Basta! Assez! Enough! In how many languages do we have to tell you? When she died in August I thought that would be it—no more Diana covers. Of course, we had to have the appropriate period of mourning, which included several more covers, special editions, etc. I tolerated those, but now we have to read about her "legacy of love"? Admittedly, Diana on the cover sells magazines, but I can tell you that this is the last one you've sold me.
ELENA C. HINES, Irving, Texas
I never complained before about seeing Diana on your cover. I understand she was a fabulous person and did a lot for the world, but if you're going to dedicate every other cover to her, why not just publish a magazine called Diana? That way, whoever wants to read about her on a weekly basis can subscribe. Not me!
DEBBIE BURNS, Kenosha, Wis.
Finally an article that shows what a true humanitarian Diana was. She cared deeply for her charities and the people who benefited from them. I hope someday her sons will pick up the torch.
SUSAN OSMAN, Wilmington, Del.
When I picked up my PEOPLE this week I figured I would find the normal glitter and glamor about Hollywood stars. What I found was much more. Thank you for writing such a wonderful story about Down syndrome and the true feelings that come with raising a child with special needs. I am lucky enough to wake up every day to an abundance of hugs and kisses from my 5-year-old with Down syndrome and will be truly blessed to have that experience for the rest of my life.
LISA KENNEDY, Newmarket, Ont.
As a middle-aged Texan married to an Aggie with children of my own, I must say I broke down and cried as Coach Stallings's love and gentleness with his only son was displayed in your article. I guess I've always been a fan of Coach Stallings, but now I am a true admirer.
PAULA WILSON, Davie, Fla.
Those of us who have been blessed with youngsters who have Down syndrome should follow Gene and Ruth Ann Stallings's example of what loving, responsible parents should strive for. They have every right to be proud of the man their son has grown to be.
IDA RAMIREZ, Lubbock, Texas
My heartfelt gratitude for your beautiful story, which captures the meaning of unconditional love. In our daily lives we are constantly receiving messages about the importance of this concept, but rarely do we listen.
SCOTT CHESNEY, Miami
KARLA FAYE TUCKER
Karla Faye Tucker and her evangelical supporters believe that because she became a born-again Christian she shouldn't have been executed for taking the lives of two innocent people. Does that mean if I turn my life over to Jesus Christ I shouldn't have to pay that mounting stack of parking tickets in my glove compartment?
AMY HURD FETCHKO
Basking Ridge, N.J.
I do not support the death penalty. However, it frustrates me when society attempts to justify (or explain) horrific crimes by discussing the convicted murderer's difficult childhood. Plenty of us have had the unfortunate luck to be born to parents with alcohol and drug problems. Most of us do not go around planting pickaxes in the chests of innocent people.

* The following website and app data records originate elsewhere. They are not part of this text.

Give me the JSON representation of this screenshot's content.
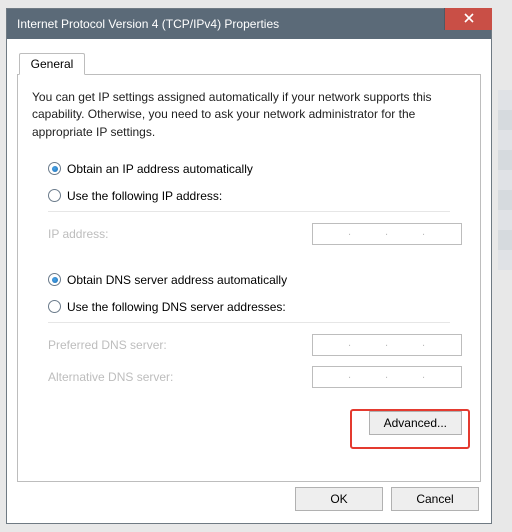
{
  "window": {
    "title": "Internet Protocol Version 4 (TCP/IPv4) Properties"
  },
  "tab": {
    "label": "General"
  },
  "intro": "You can get IP settings assigned automatically if your network supports this capability. Otherwise, you need to ask your network administrator for the appropriate IP settings.",
  "ip": {
    "auto_label": "Obtain an IP address automatically",
    "manual_label": "Use the following IP address:",
    "address_label": "IP address:",
    "address_value": ""
  },
  "dns": {
    "auto_label": "Obtain DNS server address automatically",
    "manual_label": "Use the following DNS server addresses:",
    "preferred_label": "Preferred DNS server:",
    "preferred_value": "",
    "alternate_label": "Alternative DNS server:",
    "alternate_value": ""
  },
  "buttons": {
    "advanced": "Advanced...",
    "ok": "OK",
    "cancel": "Cancel"
  },
  "ip_placeholder_dots": {
    "d1": ".",
    "d2": ".",
    "d3": "."
  }
}
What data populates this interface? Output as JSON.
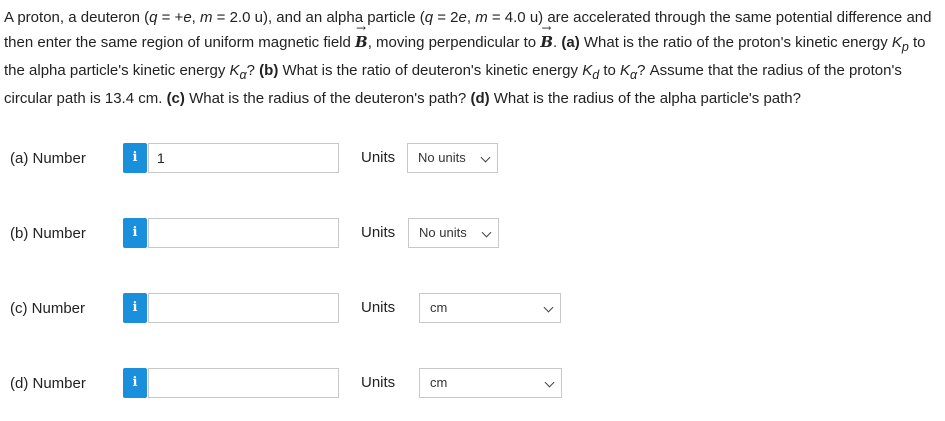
{
  "question": {
    "s1": "A proton, a deuteron (",
    "q": "q",
    "s2": " = +",
    "e1": "e",
    "s3": ", ",
    "m": "m",
    "s4": " = 2.0 u), and an alpha particle (",
    "s5": " = 2",
    "s6": " = 4.0 u) are accelerated through the same potential difference and then enter the same region of uniform magnetic field ",
    "B": "B",
    "s7": ", moving perpendicular to ",
    "s8": ".",
    "pa": " (a)",
    "s9": " What is the ratio of the proton's kinetic energy ",
    "K": "K",
    "sub_p": "p",
    "s10": " to the alpha particle's kinetic energy ",
    "sub_alpha": "α",
    "s11": "? ",
    "pb": "(b)",
    "s12": " What is the ratio of deuteron's kinetic energy ",
    "sub_d": "d",
    "s13": " to ",
    "s14": "? Assume that the radius of the proton's circular path is 13.4 cm. ",
    "pc": "(c)",
    "s15": " What is the radius of the deuteron's path? ",
    "pd": "(d)",
    "s16": " What is the radius of the alpha particle's path?"
  },
  "rows": [
    {
      "label": "(a)  Number",
      "info": "i",
      "value": "1",
      "units_label": "Units",
      "units": "No units"
    },
    {
      "label": "(b)  Number",
      "info": "i",
      "value": "",
      "units_label": "Units",
      "units": "No units"
    },
    {
      "label": "(c)  Number",
      "info": "i",
      "value": "",
      "units_label": "Units",
      "units": "cm"
    },
    {
      "label": "(d)  Number",
      "info": "i",
      "value": "",
      "units_label": "Units",
      "units": "cm"
    }
  ]
}
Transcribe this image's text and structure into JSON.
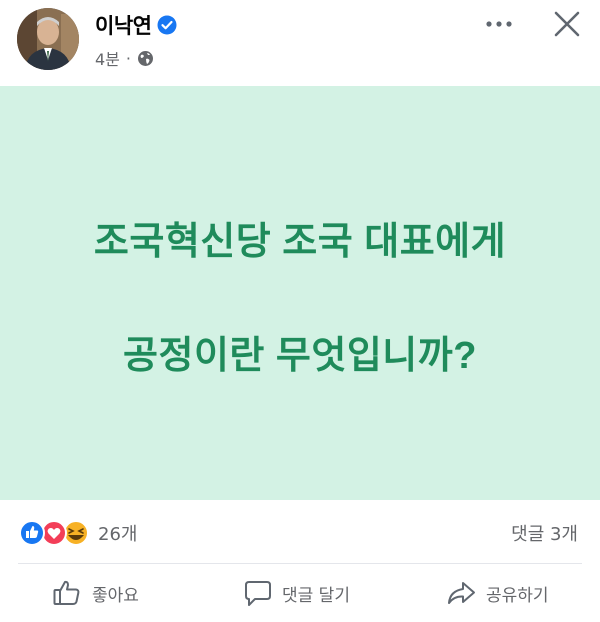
{
  "post": {
    "author_name": "이낙연",
    "time": "4분",
    "separator": "·",
    "lines": [
      "조국혁신당 조국 대표에게",
      "공정이란 무엇입니까?"
    ],
    "background_color": "#d3f2e4",
    "text_color": "#1f8b5b"
  },
  "reactions": {
    "count": "26개",
    "types": [
      "like-icon",
      "love-icon",
      "haha-icon"
    ]
  },
  "comments": {
    "count": "댓글 3개"
  },
  "actions": {
    "like": "좋아요",
    "comment": "댓글 달기",
    "share": "공유하기"
  },
  "icons": {
    "verified": "verified-badge-icon",
    "audience": "globe-icon",
    "more": "more-options-icon",
    "close": "close-icon"
  }
}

I was sickened by the photograph of Karla with her minister husband and the caption reporting that they had never touched. Murder victims and their families never get to touch. Who overturns their sentences?

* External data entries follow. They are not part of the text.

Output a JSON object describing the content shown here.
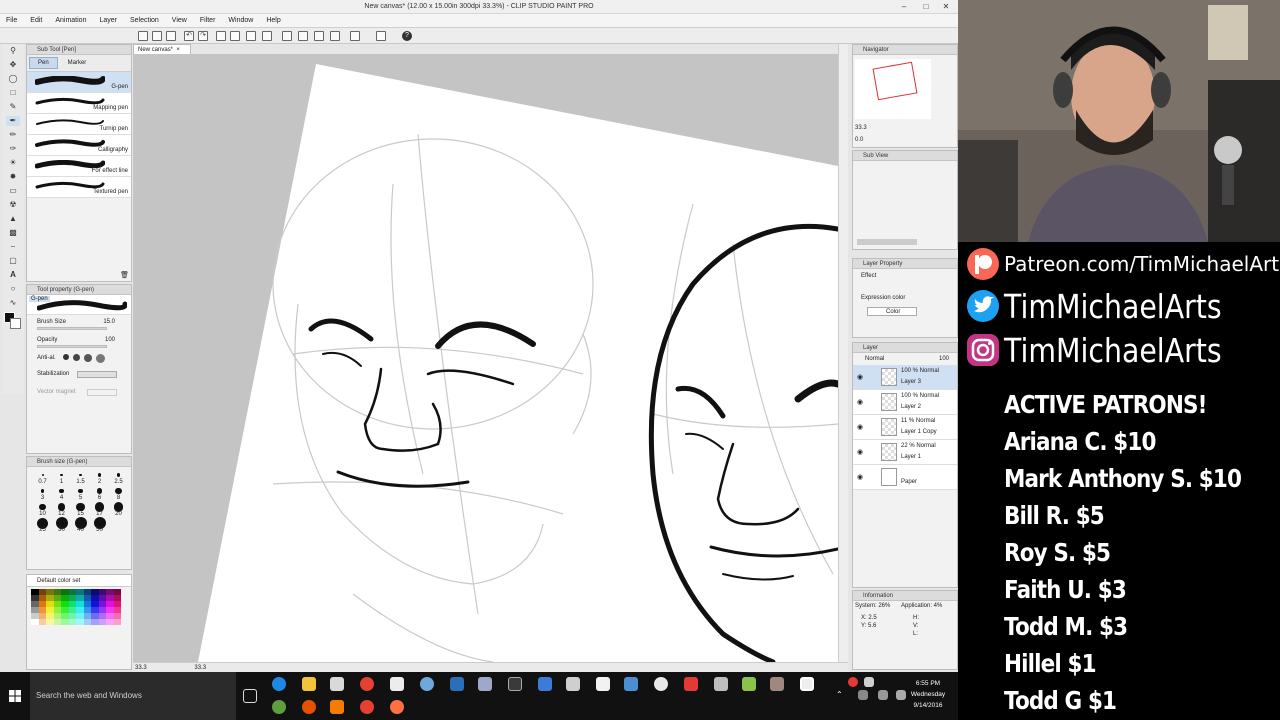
{
  "window": {
    "title": "New canvas* (12.00 x 15.00in 300dpi 33.3%) - CLIP STUDIO PAINT PRO",
    "menu": [
      "File",
      "Edit",
      "Animation",
      "Layer",
      "Selection",
      "View",
      "Filter",
      "Window",
      "Help"
    ]
  },
  "document": {
    "tab": "New canvas*",
    "zoom": "33.3",
    "rotation": "33.3"
  },
  "subtool": {
    "header": "Sub Tool [Pen]",
    "tabs": [
      "Pen",
      "Marker"
    ],
    "brushes": [
      "G-pen",
      "Mapping pen",
      "Turnip pen",
      "Calligraphy",
      "For effect line",
      "Textured pen"
    ]
  },
  "toolprop": {
    "header": "Tool property (G-pen)",
    "name": "G-pen",
    "brush_size_label": "Brush Size",
    "brush_size": "15.0",
    "opacity_label": "Opacity",
    "opacity": "100",
    "antialias_label": "Anti-al.",
    "stabilization_label": "Stabilization",
    "vector_label": "Vector magnet"
  },
  "brushsize": {
    "header": "Brush size (G-pen)",
    "sizes": [
      "0.7",
      "1",
      "1.5",
      "2",
      "2.5",
      "3",
      "4",
      "5",
      "6",
      "8",
      "10",
      "12",
      "15",
      "17",
      "20",
      "25",
      "30",
      "40",
      "50"
    ]
  },
  "colorset": {
    "name": "Default color set"
  },
  "navigator": {
    "header": "Navigator",
    "zoom": "33.3",
    "angle": "0.0"
  },
  "subview": {
    "header": "Sub View"
  },
  "layerprop": {
    "header": "Layer Property",
    "effect_label": "Effect",
    "expression_label": "Expression color",
    "expression_value": "Color"
  },
  "layers": {
    "header": "Layer",
    "mode": "Normal",
    "opacity": "100",
    "items": [
      {
        "blend": "100 %  Normal",
        "name": "Layer 3"
      },
      {
        "blend": "100 %  Normal",
        "name": "Layer 2"
      },
      {
        "blend": "11 %  Normal",
        "name": "Layer 1 Copy"
      },
      {
        "blend": "22 %  Normal",
        "name": "Layer 1"
      },
      {
        "blend": "",
        "name": "Paper"
      }
    ]
  },
  "info": {
    "header": "Information",
    "system": "System: 26%",
    "application": "Application:  4%",
    "x": "X: 2.5",
    "y": "Y: 5.6",
    "h": "H:",
    "v": "V:",
    "l": "L:"
  },
  "overlay": {
    "patreon": "Patreon.com/TimMichaelArts",
    "twitter": "TimMichaelArts",
    "instagram": "TimMichaelArts",
    "heading": "ACTIVE PATRONS!",
    "patrons": [
      "Ariana C. $10",
      "Mark Anthony S. $10",
      "Bill R. $5",
      "Roy S. $5",
      "Faith U. $3",
      "Todd M. $3",
      "Hillel $1",
      "Todd G $1"
    ],
    "colors": {
      "patreon": "#f96854",
      "twitter": "#1da1f2",
      "instagram": "#c13584"
    }
  },
  "taskbar": {
    "search_placeholder": "Search the web and Windows",
    "time": "6:55 PM",
    "day": "Wednesday",
    "date": "9/14/2016"
  }
}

KRISTI MENENDEZ, Brandon, Fla.
SUSAN CARPENTER MCMILLAN
Ms. McMillan, I am sure there are still women in this world with what are called morals. Comparing what happened to you as a 6-year-old child and what happened to Paula Jones is ludicrous. All she had to say was "no" and leave the room.
CONNIE KELLER, Womelsdorf, Pa.

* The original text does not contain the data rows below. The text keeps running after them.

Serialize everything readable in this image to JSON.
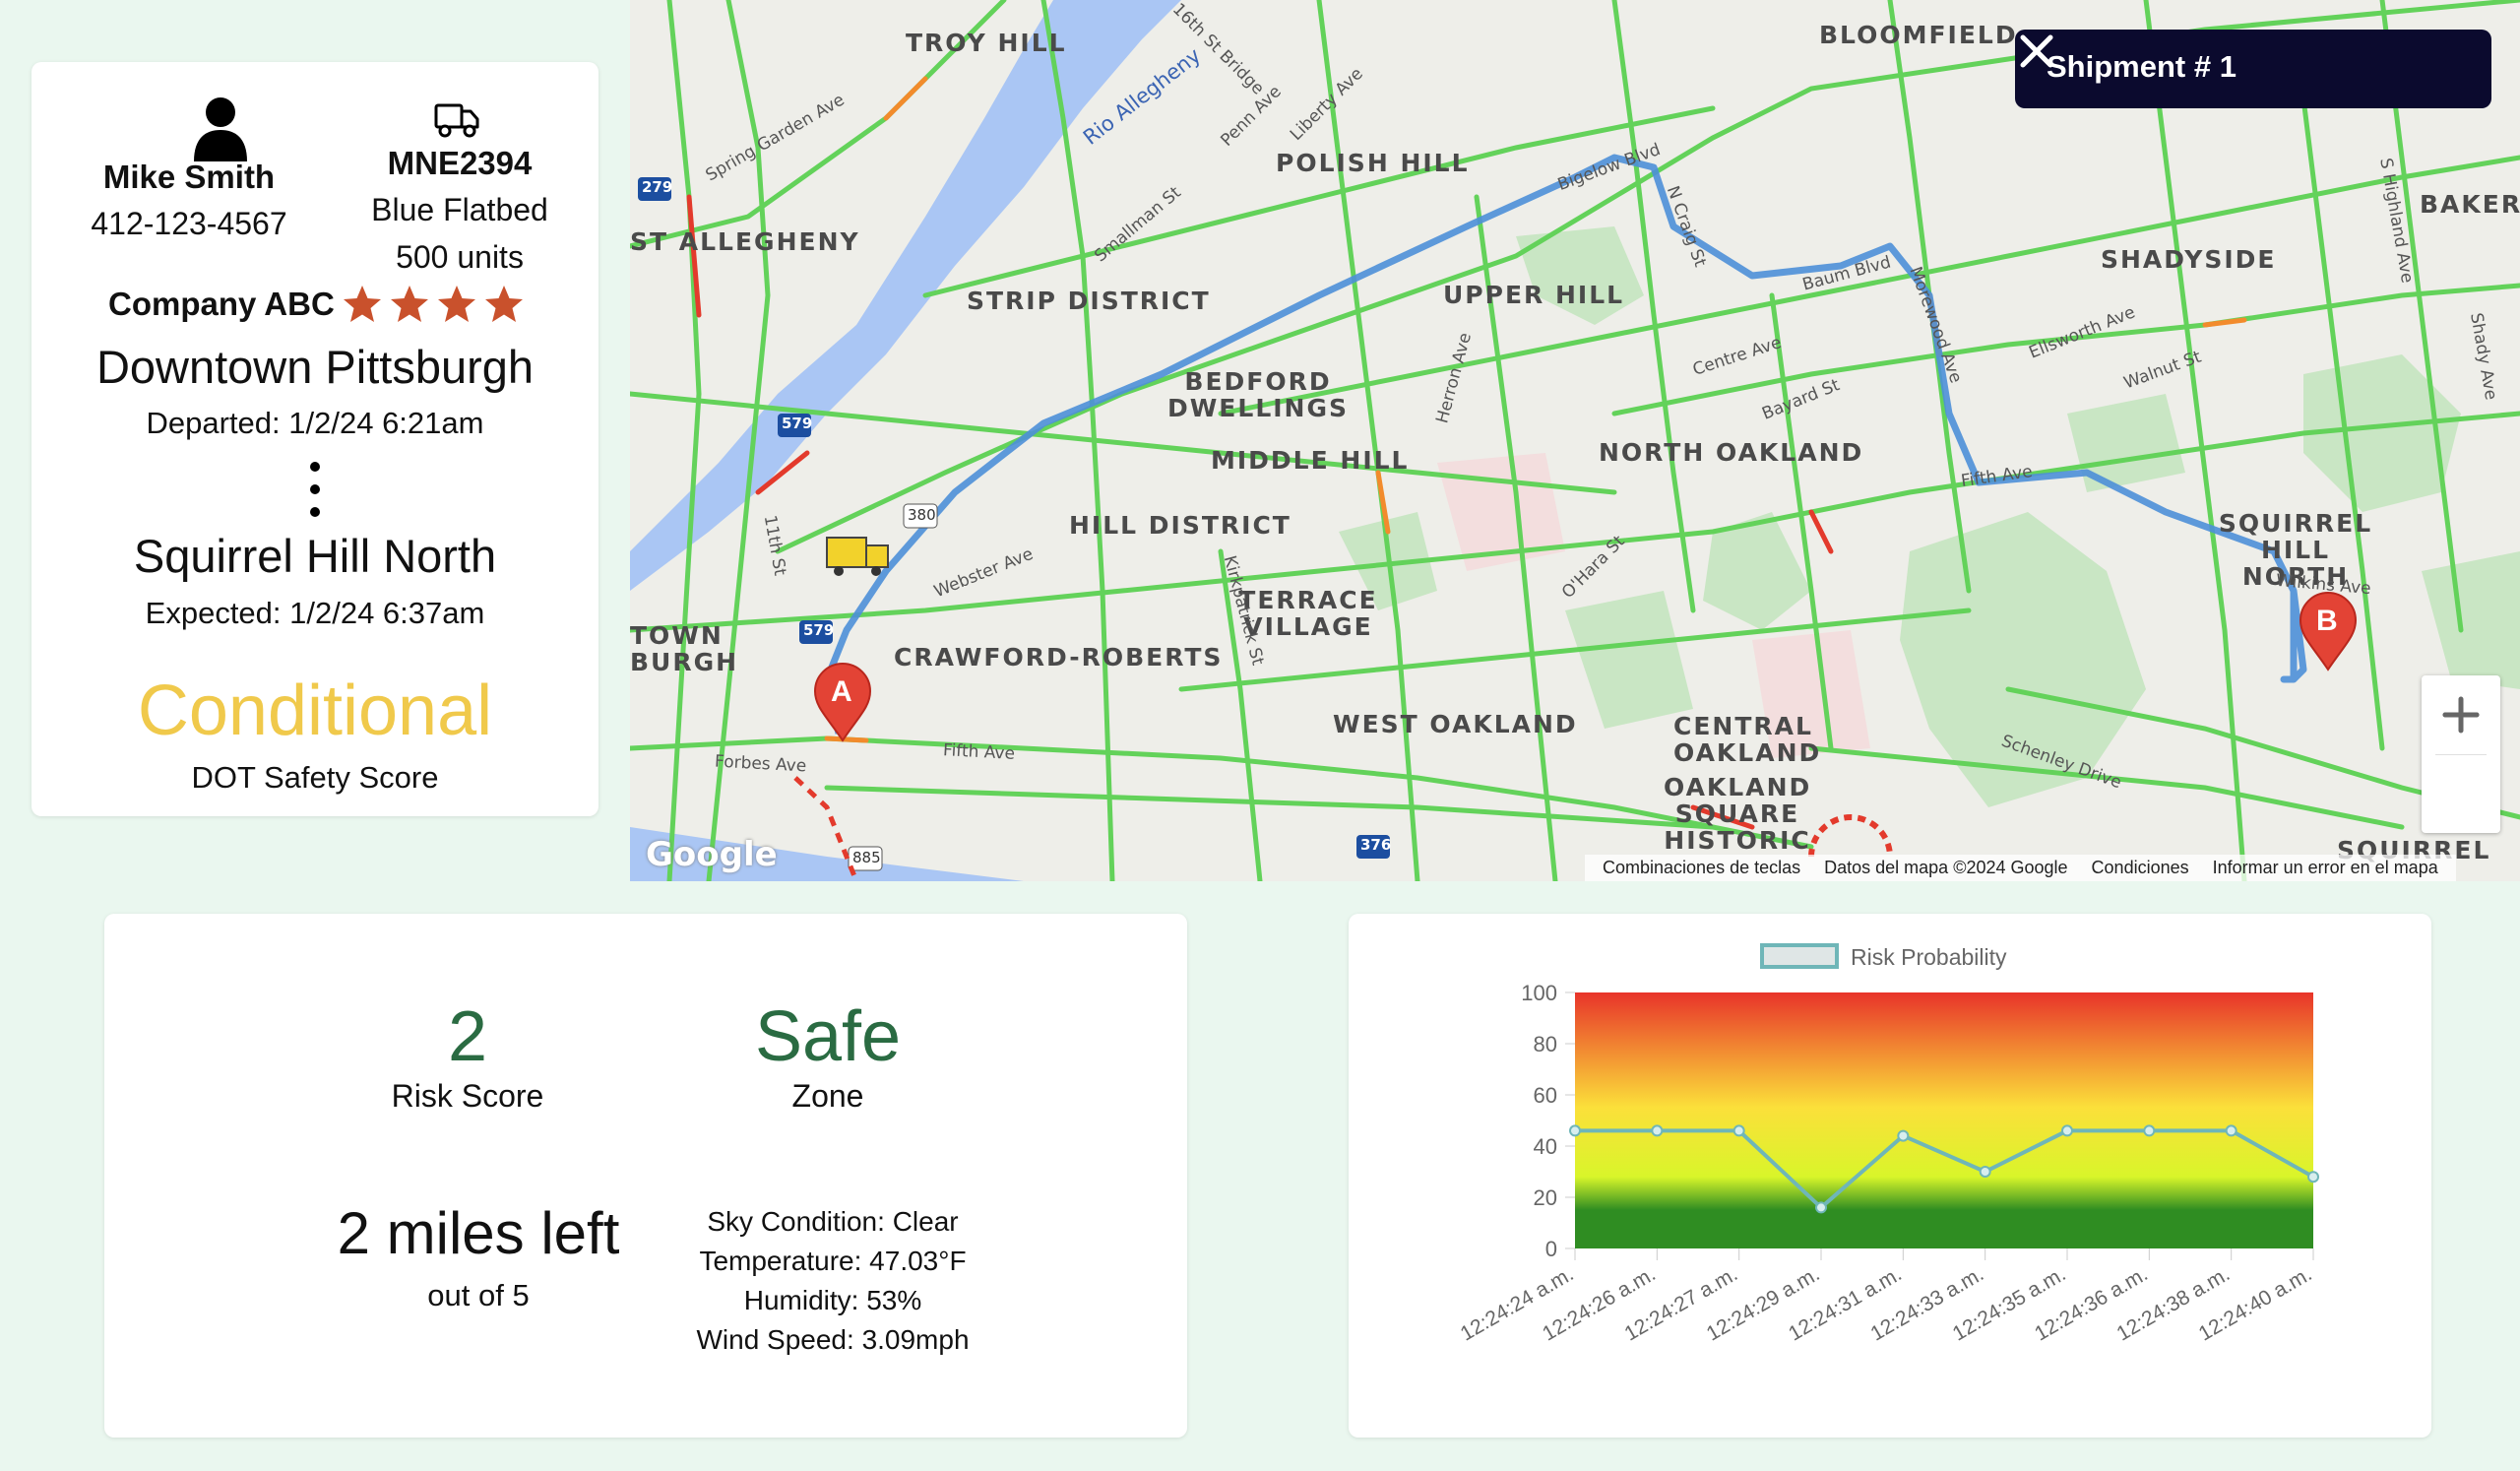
{
  "driver": {
    "name": "Mike Smith",
    "phone": "412-123-4567",
    "icon": "person-icon"
  },
  "truck": {
    "plate": "MNE2394",
    "description": "Blue Flatbed",
    "units": "500 units",
    "icon": "truck-icon"
  },
  "company": {
    "name": "Company ABC",
    "rating": 4,
    "star_color": "#c9512c"
  },
  "trip": {
    "origin": "Downtown Pittsburgh",
    "departed": "Departed: 1/2/24 6:21am",
    "destination": "Squirrel Hill North",
    "expected": "Expected: 1/2/24 6:37am"
  },
  "dot_safety": {
    "level": "Conditional",
    "label": "DOT Safety Score",
    "color": "#f0c94b"
  },
  "map": {
    "shipment_title": "Shipment # 1",
    "close_icon": "close-icon",
    "zoom_in_icon": "plus-icon",
    "zoom_out_icon": "minus-icon",
    "marker_a": "A",
    "marker_b": "B",
    "google_logo": "Google",
    "footer": [
      "Combinaciones de teclas",
      "Datos del mapa ©2024 Google",
      "Condiciones",
      "Informar un error en el mapa"
    ],
    "neighborhoods": [
      "TROY HILL",
      "BLOOMFIELD",
      "POLISH HILL",
      "BAKERY",
      "ST ALLEGHENY",
      "SHADYSIDE",
      "STRIP DISTRICT",
      "UPPER HILL",
      "BEDFORD DWELLINGS",
      "NORTH OAKLAND",
      "MIDDLE HILL",
      "HILL DISTRICT",
      "SQUIRREL HILL NORTH",
      "TERRACE VILLAGE",
      "TOWN BURGH",
      "CRAWFORD-ROBERTS",
      "WEST OAKLAND",
      "CENTRAL OAKLAND",
      "OAKLAND SQUARE HISTORIC",
      "SQUIRREL"
    ],
    "streets": [
      "Spring Garden Ave",
      "Rio Allegheny",
      "Penn Ave",
      "Liberty Ave",
      "Smallman St",
      "Bigelow Blvd",
      "N Craig St",
      "Baum Blvd",
      "Morewood Ave",
      "Centre Ave",
      "Bayard St",
      "Ellsworth Ave",
      "Walnut St",
      "S Highland Ave",
      "Shady Ave",
      "Fifth Ave",
      "Wilkins Ave",
      "Schenley Drive",
      "Forbes Ave",
      "Webster Ave",
      "Kirkpatrick St",
      "O'Hara St",
      "Herron Ave",
      "16th St Bridge",
      "11th St"
    ],
    "highway_shields": [
      "279",
      "579",
      "380",
      "579",
      "376",
      "885"
    ]
  },
  "risk": {
    "score": "2",
    "score_label": "Risk Score",
    "zone": "Safe",
    "zone_label": "Zone",
    "miles_left": "2 miles left",
    "miles_total": "out of 5",
    "sky": "Sky Condition: Clear",
    "temperature": "Temperature: 47.03°F",
    "humidity": "Humidity: 53%",
    "wind": "Wind Speed: 3.09mph",
    "value_color": "#2a6b42"
  },
  "chart_data": {
    "type": "line",
    "title": "",
    "xlabel": "",
    "ylabel": "",
    "ylim": [
      0,
      100
    ],
    "yticks": [
      0,
      20,
      40,
      60,
      80,
      100
    ],
    "categories": [
      "12:24:24 a.m.",
      "12:24:26 a.m.",
      "12:24:27 a.m.",
      "12:24:29 a.m.",
      "12:24:31 a.m.",
      "12:24:33 a.m.",
      "12:24:35 a.m.",
      "12:24:36 a.m.",
      "12:24:38 a.m.",
      "12:24:40 a.m."
    ],
    "series": [
      {
        "name": "Risk Probability",
        "values": [
          46,
          46,
          46,
          16,
          44,
          30,
          46,
          46,
          46,
          28
        ],
        "color": "#6fb6b8"
      }
    ],
    "legend": "top",
    "background_gradient": [
      "#e8342a",
      "#fbe03a",
      "#d9f52a",
      "#2f8d22"
    ]
  }
}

Millions of us were horrified that Iowa's cat murderers were given a slap on the wrist. However, I was also furious to read in a letter that these criminals may "move up to dogs or humans." Hello! Since when are cats a step down? Frankly, I love my four cats more than some of my relatives, and I certainly value them more than these sick fiends.
JUDY I. COMFORD, Sylmar, Calif.